|International Classification||G03C7/392, G03C7/34, G03C7/26, G03C7/30|
|Cooperative Classification||G03C7/34, G03C7/3005, G03C7/39232|
|European Classification||G03C7/34, G03C7/392B5, G03C7/30C1|
|Sep 19, 1988||AS||Assignment|
Owner name: FUJI PHOTO FILM CO., LTD., NO. 210, NAKANUMA, MINA
Free format text: ASSIGNMENT OF ASSIGNORS INTEREST;ASSIGNORS:AOKI, KOZO;TAKAHASHI, OSAMU;REEL/FRAME:004950/0088
Effective date: 19880905
|Sep 27, 1994||FPAY||Fee payment|
Year of fee payment: 4
|Oct 22, 1998||FPAY||Fee payment|
Year of fee payment: 8
|Sep 19, 2002||FPAY||Fee payment|
Year of fee payment: 12
|Feb 15, 2007||AS||Assignment|

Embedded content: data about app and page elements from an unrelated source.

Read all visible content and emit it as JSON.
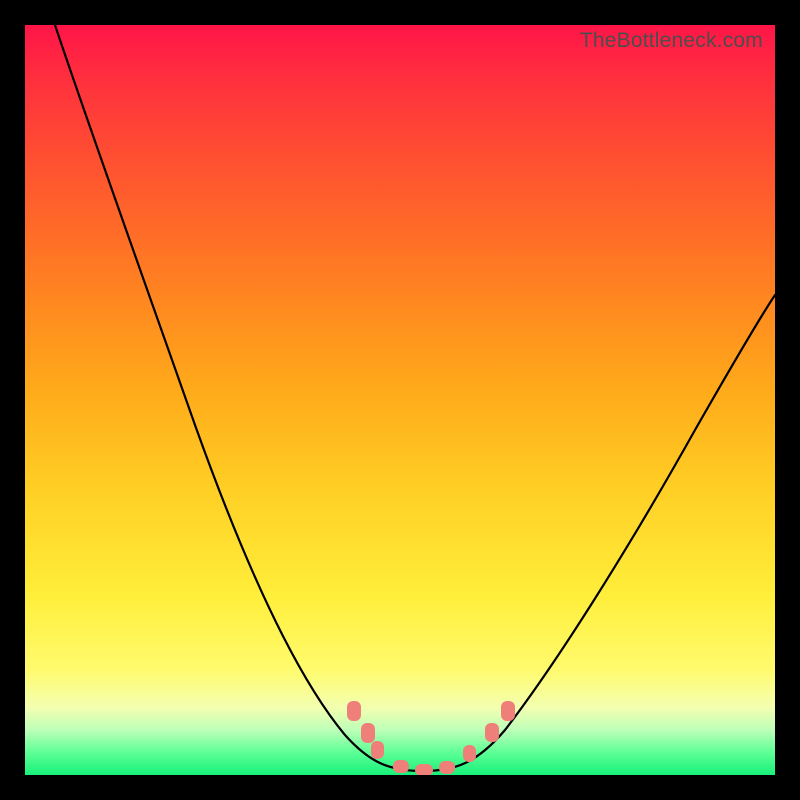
{
  "watermark": "TheBottleneck.com",
  "chart_data": {
    "type": "line",
    "title": "",
    "xlabel": "",
    "ylabel": "",
    "xlim": [
      0,
      100
    ],
    "ylim": [
      0,
      100
    ],
    "background": "rainbow-gradient-red-top-to-green-bottom",
    "series": [
      {
        "name": "bottleneck-curve",
        "x": [
          4,
          10,
          15,
          20,
          25,
          30,
          35,
          40,
          43,
          46,
          49,
          52,
          55,
          58,
          62,
          68,
          75,
          82,
          90,
          99
        ],
        "y": [
          100,
          84,
          72,
          60,
          48,
          36,
          25,
          15,
          9,
          5,
          2,
          1,
          1,
          2,
          5,
          12,
          23,
          35,
          48,
          62
        ],
        "note": "y is bottleneck percentage; 0 = no bottleneck (bottom, green), 100 = severe (top, red)"
      }
    ],
    "markers": [
      {
        "x": 43.5,
        "y": 9
      },
      {
        "x": 45.5,
        "y": 6
      },
      {
        "x": 47,
        "y": 4
      },
      {
        "x": 50,
        "y": 1.5
      },
      {
        "x": 53,
        "y": 1
      },
      {
        "x": 56,
        "y": 1.5
      },
      {
        "x": 59,
        "y": 3.5
      },
      {
        "x": 62,
        "y": 6
      },
      {
        "x": 64,
        "y": 9
      }
    ],
    "marker_style": {
      "color": "#ef8079",
      "shape": "rounded-dot"
    }
  }
}
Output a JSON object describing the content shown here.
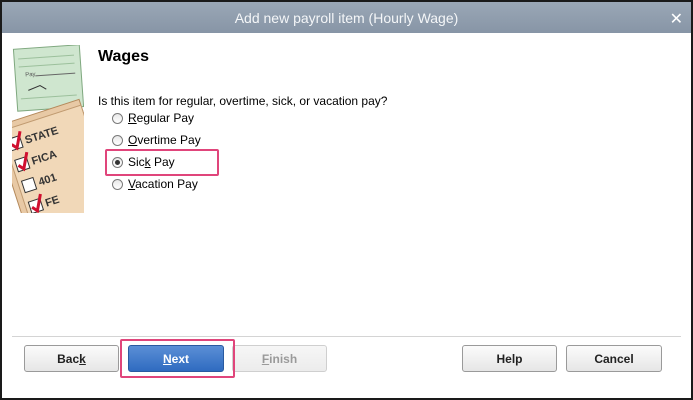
{
  "window": {
    "title": "Add new payroll item (Hourly Wage)",
    "close_glyph": "✕"
  },
  "page": {
    "heading": "Wages",
    "question": "Is this item for regular, overtime, sick, or vacation pay?"
  },
  "options": [
    {
      "pre": "",
      "key": "R",
      "post": "egular Pay",
      "selected": false
    },
    {
      "pre": "",
      "key": "O",
      "post": "vertime Pay",
      "selected": false
    },
    {
      "pre": "Sic",
      "key": "k",
      "post": " Pay",
      "selected": true
    },
    {
      "pre": "",
      "key": "V",
      "post": "acation Pay",
      "selected": false
    }
  ],
  "side_image": {
    "check_labels": [
      "STATE",
      "FICA",
      "401",
      "FE"
    ],
    "check_line_label": "Pay"
  },
  "buttons": {
    "back": {
      "pre": "Bac",
      "key": "k",
      "post": ""
    },
    "next": {
      "pre": "",
      "key": "N",
      "post": "ext"
    },
    "finish": {
      "pre": "",
      "key": "F",
      "post": "inish"
    },
    "help": "Help",
    "cancel": "Cancel"
  },
  "colors": {
    "highlight": "#e0457b",
    "primary_button": "#2f6bc0",
    "titlebar": "#8f9cad"
  }
}
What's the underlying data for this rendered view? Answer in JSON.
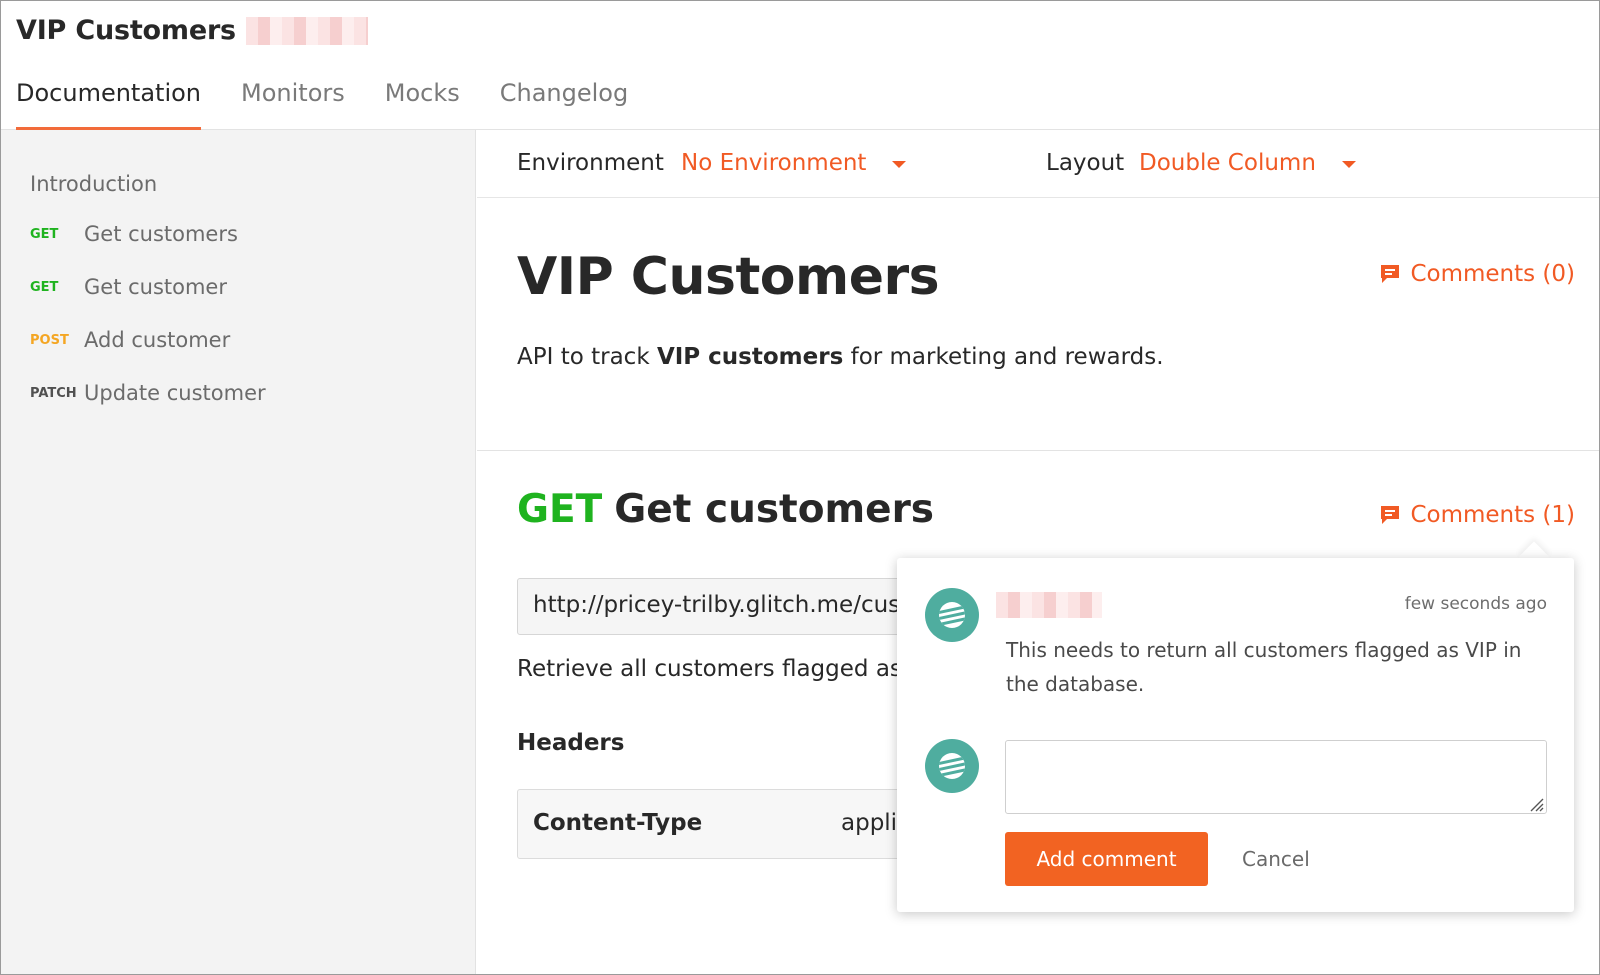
{
  "app": {
    "title": "VIP Customers"
  },
  "tabs": [
    {
      "label": "Documentation",
      "active": true
    },
    {
      "label": "Monitors",
      "active": false
    },
    {
      "label": "Mocks",
      "active": false
    },
    {
      "label": "Changelog",
      "active": false
    }
  ],
  "sidebar": {
    "intro_label": "Introduction",
    "items": [
      {
        "method": "GET",
        "label": "Get customers",
        "method_color": "#1fb31f"
      },
      {
        "method": "GET",
        "label": "Get customer",
        "method_color": "#1fb31f"
      },
      {
        "method": "POST",
        "label": "Add customer",
        "method_color": "#f4a623"
      },
      {
        "method": "PATCH",
        "label": "Update customer",
        "method_color": "#505050"
      }
    ]
  },
  "toolbar": {
    "environment_label": "Environment",
    "environment_value": "No Environment",
    "layout_label": "Layout",
    "layout_value": "Double Column"
  },
  "doc": {
    "title": "VIP Customers",
    "comments_label": "Comments (0)",
    "desc_prefix": "API to track ",
    "desc_bold": "VIP customers",
    "desc_suffix": " for marketing and rewards."
  },
  "request": {
    "method": "GET",
    "name": "Get customers",
    "comments_label": "Comments (1)",
    "url": "http://pricey-trilby.glitch.me/customers",
    "description": "Retrieve all customers flagged as VIP",
    "headers_title": "Headers",
    "headers": [
      {
        "key": "Content-Type",
        "value": "application/json"
      }
    ]
  },
  "comment_popover": {
    "timestamp": "few seconds ago",
    "comment_text": "This needs to return all customers flagged as VIP in the database.",
    "input_value": "",
    "add_button_label": "Add comment",
    "cancel_button_label": "Cancel"
  },
  "colors": {
    "accent": "#f15a24",
    "get": "#1fb31f",
    "post": "#f4a623",
    "patch": "#505050",
    "avatar": "#4fad9f"
  }
}
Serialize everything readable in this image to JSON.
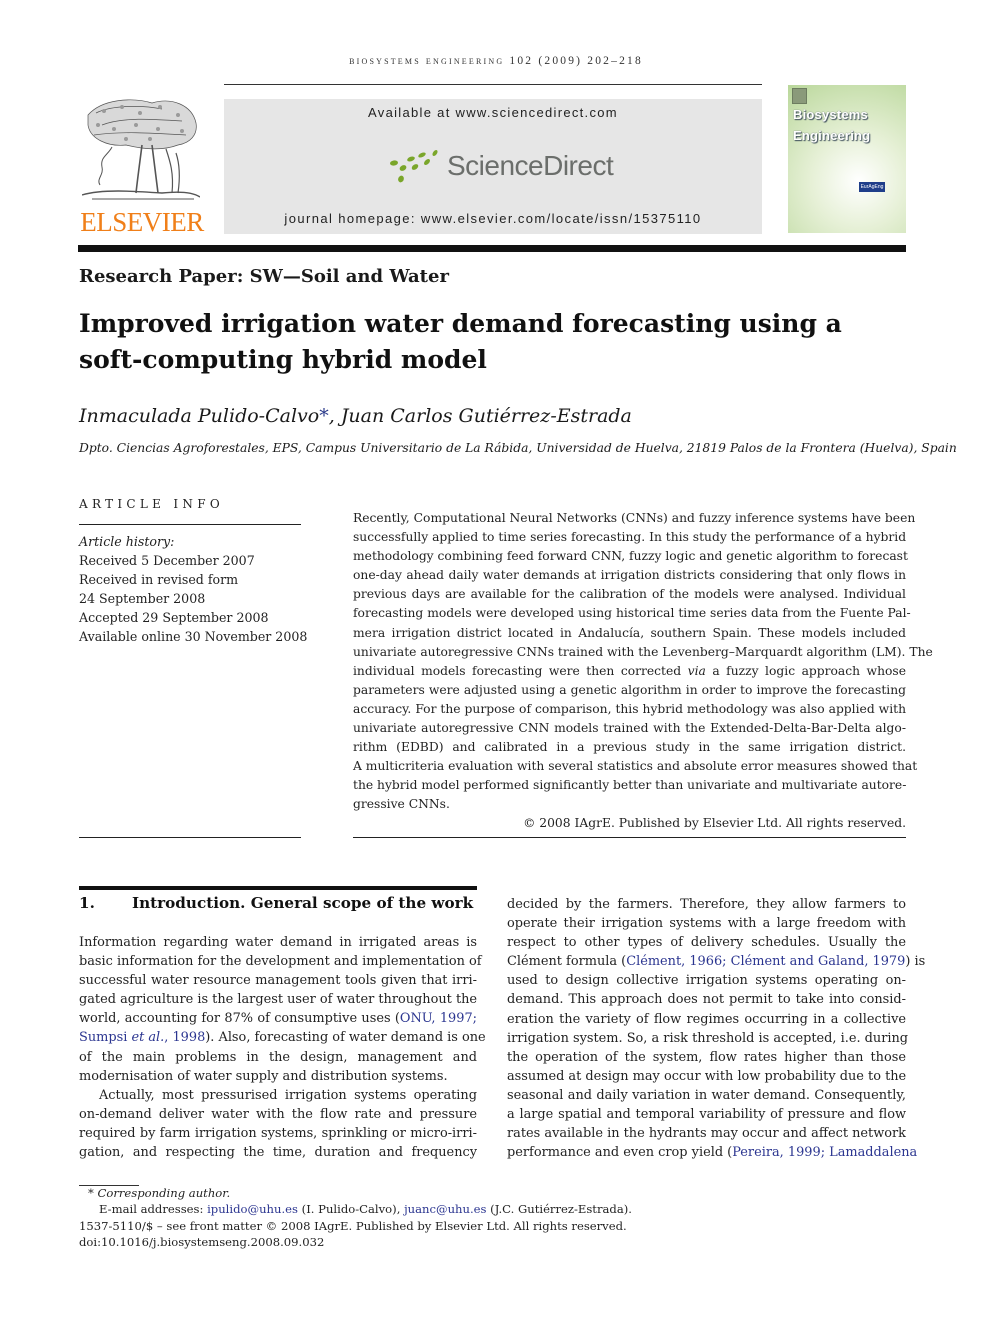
{
  "running_head": "Biosystems Engineering 102 (2009) 202–218",
  "header": {
    "publisher_wordmark": "ELSEVIER",
    "publisher_logo_icon": "elsevier-tree-icon",
    "available_at": "Available at www.sciencedirect.com",
    "platform_name": "ScienceDirect",
    "platform_logo_icon": "sciencedirect-dots-icon",
    "journal_homepage": "journal homepage: www.elsevier.com/locate/issn/15375110",
    "cover": {
      "title_line1": "Biosystems",
      "title_line2": "Engineering",
      "badge": "EurAgEng"
    },
    "colors": {
      "elsevier_orange": "#f07f19",
      "sd_green": "#7aa62a",
      "sd_gray": "#6b6e6b",
      "link_blue": "#2b3590"
    }
  },
  "article": {
    "section_label": "Research Paper: SW—Soil and Water",
    "title_line1": "Improved irrigation water demand forecasting using a",
    "title_line2": "soft-computing hybrid model",
    "authors": [
      {
        "name": "Inmaculada Pulido-Calvo",
        "mark": "*"
      },
      {
        "name": "Juan Carlos Gutiérrez-Estrada",
        "mark": ""
      }
    ],
    "author_separator": ", ",
    "affiliation": "Dpto. Ciencias Agroforestales, EPS, Campus Universitario de La Rábida, Universidad de Huelva, 21819 Palos de la Frontera (Huelva), Spain"
  },
  "article_info": {
    "heading": "ARTICLE INFO",
    "history_label": "Article history:",
    "history": [
      "Received 5 December 2007",
      "Received in revised form",
      "24 September 2008",
      "Accepted 29 September 2008",
      "Available online 30 November 2008"
    ]
  },
  "abstract": {
    "lines": [
      "Recently, Computational Neural Networks (CNNs) and fuzzy inference systems have been",
      "successfully applied to time series forecasting. In this study the performance of a hybrid",
      "methodology combining feed forward CNN, fuzzy logic and genetic algorithm to forecast",
      "one-day ahead daily water demands at irrigation districts considering that only flows in",
      "previous days are available for the calibration of the models were analysed. Individual",
      "forecasting models were developed using historical time series data from the Fuente Pal-",
      "mera irrigation district located in Andalucía, southern Spain. These models included",
      "univariate autoregressive CNNs trained with the Levenberg–Marquardt algorithm (LM). The",
      "individual models forecasting were then corrected |via| a fuzzy logic approach whose",
      "parameters were adjusted using a genetic algorithm in order to improve the forecasting",
      "accuracy. For the purpose of comparison, this hybrid methodology was also applied with",
      "univariate autoregressive CNN models trained with the Extended-Delta-Bar-Delta algo-",
      "rithm (EDBD) and calibrated in a previous study in the same irrigation district.",
      "A multicriteria evaluation with several statistics and absolute error measures showed that",
      "the hybrid model performed significantly better than univariate and multivariate autore-",
      "gressive CNNs."
    ],
    "line8_pre": "individual models forecasting were then corrected ",
    "line8_italic": "via",
    "line8_post": " a fuzzy logic approach whose",
    "copyright": "© 2008 IAgrE. Published by Elsevier Ltd. All rights reserved."
  },
  "intro": {
    "number": "1.",
    "heading": "Introduction. General scope of the work",
    "col1": {
      "l1": "Information regarding water demand in irrigated areas is",
      "l2": "basic information for the development and implementation of",
      "l3": "successful water resource management tools given that irri-",
      "l4": "gated agriculture is the largest user of water throughout the",
      "l5_pre": "world, accounting for 87% of consumptive uses (",
      "l5_ref": "ONU, 1997;",
      "l6_ref_a": "Sumpsi ",
      "l6_ref_it": "et al.",
      "l6_ref_b": ", 1998",
      "l6_post": "). Also, forecasting of water demand is one",
      "l7": "of the main problems in the design, management and",
      "l8": "modernisation of water supply and distribution systems.",
      "l9": "Actually, most pressurised irrigation systems operating",
      "l10": "on-demand deliver water with the flow rate and pressure",
      "l11": "required by farm irrigation systems, sprinkling or micro-irri-",
      "l12": "gation, and respecting the time, duration and frequency"
    },
    "col2": {
      "l1": "decided by the farmers. Therefore, they allow farmers to",
      "l2": "operate their irrigation systems with a large freedom with",
      "l3": "respect to other types of delivery schedules. Usually the",
      "l4_pre": "Clément formula (",
      "l4_ref1": "Clément, 1966",
      "l4_sep": "; ",
      "l4_ref2": "Clément and Galand, 1979",
      "l4_post": ") is",
      "l5": "used to design collective irrigation systems operating on-",
      "l6": "demand. This approach does not permit to take into consid-",
      "l7": "eration the variety of flow regimes occurring in a collective",
      "l8": "irrigation system. So, a risk threshold is accepted, i.e. during",
      "l9": "the operation of the system, flow rates higher than those",
      "l10": "assumed at design may occur with low probability due to the",
      "l11": "seasonal and daily variation in water demand. Consequently,",
      "l12": "a large spatial and temporal variability of pressure and flow",
      "l13": "rates available in the hydrants may occur and affect network",
      "l14_pre": "performance and even crop yield (",
      "l14_ref1": "Pereira, 1999",
      "l14_sep": "; ",
      "l14_ref2": "Lamaddalena"
    }
  },
  "footnotes": {
    "mark": "*",
    "corresponding": "Corresponding author.",
    "email_label": "E-mail addresses: ",
    "email1": "ipulido@uhu.es",
    "email1_name": " (I. Pulido-Calvo), ",
    "email2": "juanc@uhu.es",
    "email2_name": " (J.C. Gutiérrez-Estrada).",
    "front_matter": "1537-5110/$ – see front matter © 2008 IAgrE. Published by Elsevier Ltd. All rights reserved.",
    "doi": "doi:10.1016/j.biosystemseng.2008.09.032"
  }
}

Owner name: FUJIFILM CORPORATION,JAPAN
Free format text: ASSIGNMENT OF ASSIGNORS INTEREST;ASSIGNOR:FUJIFILM HOLDINGS CORPORATION (FORMERLY FUJI PHOTO FILM CO., LTD.);REEL/FRAME:018904/0001
Effective date: 20070130